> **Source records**
↓

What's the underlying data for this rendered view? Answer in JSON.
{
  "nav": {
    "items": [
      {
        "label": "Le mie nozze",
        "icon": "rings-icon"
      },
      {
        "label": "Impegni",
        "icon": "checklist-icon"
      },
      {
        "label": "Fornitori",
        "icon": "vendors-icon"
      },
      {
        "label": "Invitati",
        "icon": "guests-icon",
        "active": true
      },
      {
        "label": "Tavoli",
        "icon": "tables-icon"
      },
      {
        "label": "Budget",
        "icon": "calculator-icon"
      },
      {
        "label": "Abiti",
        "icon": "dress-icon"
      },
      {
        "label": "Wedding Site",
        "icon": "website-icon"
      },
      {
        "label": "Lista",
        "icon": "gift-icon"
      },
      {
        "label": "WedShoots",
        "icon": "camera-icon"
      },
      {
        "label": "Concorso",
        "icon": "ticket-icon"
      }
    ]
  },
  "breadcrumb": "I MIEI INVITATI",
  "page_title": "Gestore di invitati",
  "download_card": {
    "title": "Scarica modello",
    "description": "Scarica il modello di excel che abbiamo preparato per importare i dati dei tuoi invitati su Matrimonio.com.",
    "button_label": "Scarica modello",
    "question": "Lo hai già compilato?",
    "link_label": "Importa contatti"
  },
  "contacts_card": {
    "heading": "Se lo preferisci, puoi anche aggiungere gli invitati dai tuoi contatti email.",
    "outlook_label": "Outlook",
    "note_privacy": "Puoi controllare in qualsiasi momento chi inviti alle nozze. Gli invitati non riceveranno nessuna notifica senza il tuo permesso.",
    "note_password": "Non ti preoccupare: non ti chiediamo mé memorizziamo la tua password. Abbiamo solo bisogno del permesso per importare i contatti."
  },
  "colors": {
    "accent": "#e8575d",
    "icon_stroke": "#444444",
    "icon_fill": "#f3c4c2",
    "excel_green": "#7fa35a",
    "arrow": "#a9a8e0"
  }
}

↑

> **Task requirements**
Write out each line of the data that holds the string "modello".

> **Solved exercise**
    "title": "Scarica modello",
    "description": "Scarica il modello di excel che abbiamo preparato per importare i dati dei tuoi invitati su Matrimonio.com.",
    "button_label": "Scarica modello",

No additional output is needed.